• Instructions for the task:
Repeat the entire listing exactly.
[[ Data provided, beginning ]]
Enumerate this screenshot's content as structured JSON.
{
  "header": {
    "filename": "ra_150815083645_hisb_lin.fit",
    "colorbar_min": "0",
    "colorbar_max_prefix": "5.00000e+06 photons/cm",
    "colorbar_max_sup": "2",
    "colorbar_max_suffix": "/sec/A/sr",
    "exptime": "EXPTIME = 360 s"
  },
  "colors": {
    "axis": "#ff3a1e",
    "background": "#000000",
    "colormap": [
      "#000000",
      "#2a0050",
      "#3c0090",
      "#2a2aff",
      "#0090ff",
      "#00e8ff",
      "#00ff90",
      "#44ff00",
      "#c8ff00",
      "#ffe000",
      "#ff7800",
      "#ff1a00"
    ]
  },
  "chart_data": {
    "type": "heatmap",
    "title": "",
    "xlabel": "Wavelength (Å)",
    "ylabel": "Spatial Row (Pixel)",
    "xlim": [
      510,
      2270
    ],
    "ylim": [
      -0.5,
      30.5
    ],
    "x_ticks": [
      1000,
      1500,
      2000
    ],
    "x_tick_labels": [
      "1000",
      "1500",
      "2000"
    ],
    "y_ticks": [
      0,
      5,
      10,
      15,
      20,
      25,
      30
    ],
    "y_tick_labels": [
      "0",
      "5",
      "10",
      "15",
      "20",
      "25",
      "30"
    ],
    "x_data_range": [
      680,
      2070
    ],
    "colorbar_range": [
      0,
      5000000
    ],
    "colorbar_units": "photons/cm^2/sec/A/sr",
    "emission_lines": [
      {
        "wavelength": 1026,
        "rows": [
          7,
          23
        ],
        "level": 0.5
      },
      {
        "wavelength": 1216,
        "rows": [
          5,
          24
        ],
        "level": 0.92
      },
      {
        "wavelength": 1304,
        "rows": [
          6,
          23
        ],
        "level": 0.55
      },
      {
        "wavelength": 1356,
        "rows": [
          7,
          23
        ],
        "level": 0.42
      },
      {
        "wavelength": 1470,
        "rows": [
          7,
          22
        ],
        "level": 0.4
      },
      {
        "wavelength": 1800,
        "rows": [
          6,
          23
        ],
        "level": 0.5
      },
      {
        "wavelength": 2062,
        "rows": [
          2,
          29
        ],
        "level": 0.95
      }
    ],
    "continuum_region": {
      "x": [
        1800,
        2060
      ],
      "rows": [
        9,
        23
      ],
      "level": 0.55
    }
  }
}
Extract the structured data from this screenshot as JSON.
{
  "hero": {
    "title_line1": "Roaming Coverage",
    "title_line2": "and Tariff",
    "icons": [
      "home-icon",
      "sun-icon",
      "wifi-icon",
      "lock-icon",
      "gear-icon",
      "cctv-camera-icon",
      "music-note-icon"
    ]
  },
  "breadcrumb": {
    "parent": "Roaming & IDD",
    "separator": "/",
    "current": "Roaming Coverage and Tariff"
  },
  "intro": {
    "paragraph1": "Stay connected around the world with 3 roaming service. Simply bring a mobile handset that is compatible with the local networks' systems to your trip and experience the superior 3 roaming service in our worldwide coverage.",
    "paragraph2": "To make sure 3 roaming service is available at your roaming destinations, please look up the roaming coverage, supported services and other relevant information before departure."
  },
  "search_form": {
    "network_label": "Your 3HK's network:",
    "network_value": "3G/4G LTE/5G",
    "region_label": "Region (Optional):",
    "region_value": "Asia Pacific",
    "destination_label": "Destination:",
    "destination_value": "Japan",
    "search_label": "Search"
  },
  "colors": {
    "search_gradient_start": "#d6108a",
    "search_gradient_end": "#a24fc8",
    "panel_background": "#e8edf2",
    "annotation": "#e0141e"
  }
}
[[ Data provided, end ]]
• Written answer:
Enumerate this screenshot's content as structured JSON.
{
  "header": {
    "filename": "ra_150815083645_hisb_lin.fit",
    "colorbar_min": "0",
    "colorbar_max_prefix": "5.00000e+06 photons/cm",
    "colorbar_max_sup": "2",
    "colorbar_max_suffix": "/sec/A/sr",
    "exptime": "EXPTIME = 360 s"
  },
  "colors": {
    "axis": "#ff3a1e",
    "background": "#000000",
    "colormap": [
      "#000000",
      "#2a0050",
      "#3c0090",
      "#2a2aff",
      "#0090ff",
      "#00e8ff",
      "#00ff90",
      "#44ff00",
      "#c8ff00",
      "#ffe000",
      "#ff7800",
      "#ff1a00"
    ]
  },
  "chart_data": {
    "type": "heatmap",
    "title": "",
    "xlabel": "Wavelength (Å)",
    "ylabel": "Spatial Row (Pixel)",
    "xlim": [
      510,
      2270
    ],
    "ylim": [
      -0.5,
      30.5
    ],
    "x_ticks": [
      1000,
      1500,
      2000
    ],
    "x_tick_labels": [
      "1000",
      "1500",
      "2000"
    ],
    "y_ticks": [
      0,
      5,
      10,
      15,
      20,
      25,
      30
    ],
    "y_tick_labels": [
      "0",
      "5",
      "10",
      "15",
      "20",
      "25",
      "30"
    ],
    "x_data_range": [
      680,
      2070
    ],
    "colorbar_range": [
      0,
      5000000
    ],
    "colorbar_units": "photons/cm^2/sec/A/sr",
    "emission_lines": [
      {
        "wavelength": 1026,
        "rows": [
          7,
          23
        ],
        "level": 0.5
      },
      {
        "wavelength": 1216,
        "rows": [
          5,
          24
        ],
        "level": 0.92
      },
      {
        "wavelength": 1304,
        "rows": [
          6,
          23
        ],
        "level": 0.55
      },
      {
        "wavelength": 1356,
        "rows": [
          7,
          23
        ],
        "level": 0.42
      },
      {
        "wavelength": 1470,
        "rows": [
          7,
          22
        ],
        "level": 0.4
      },
      {
        "wavelength": 1800,
        "rows": [
          6,
          23
        ],
        "level": 0.5
      },
      {
        "wavelength": 2062,
        "rows": [
          2,
          29
        ],
        "level": 0.95
      }
    ],
    "continuum_region": {
      "x": [
        1800,
        2060
      ],
      "rows": [
        9,
        23
      ],
      "level": 0.55
    }
  }
}
Extract the structured data from this screenshot as JSON.
{
  "hero": {
    "title_line1": "Roaming Coverage",
    "title_line2": "and Tariff",
    "icons": [
      "home-icon",
      "sun-icon",
      "wifi-icon",
      "lock-icon",
      "gear-icon",
      "cctv-camera-icon",
      "music-note-icon"
    ]
  },
  "breadcrumb": {
    "parent": "Roaming & IDD",
    "separator": "/",
    "current": "Roaming Coverage and Tariff"
  },
  "intro": {
    "paragraph1": "Stay connected around the world with 3 roaming service. Simply bring a mobile handset that is compatible with the local networks' systems to your trip and experience the superior 3 roaming service in our worldwide coverage.",
    "paragraph2": "To make sure 3 roaming service is available at your roaming destinations, please look up the roaming coverage, supported services and other relevant information before departure."
  },
  "search_form": {
    "network_label": "Your 3HK's network:",
    "network_value": "3G/4G LTE/5G",
    "region_label": "Region (Optional):",
    "region_value": "Asia Pacific",
    "destination_label": "Destination:",
    "destination_value": "Japan",
    "search_label": "Search"
  },
  "colors": {
    "search_gradient_start": "#d6108a",
    "search_gradient_end": "#a24fc8",
    "panel_background": "#e8edf2",
    "annotation": "#e0141e"
  }
}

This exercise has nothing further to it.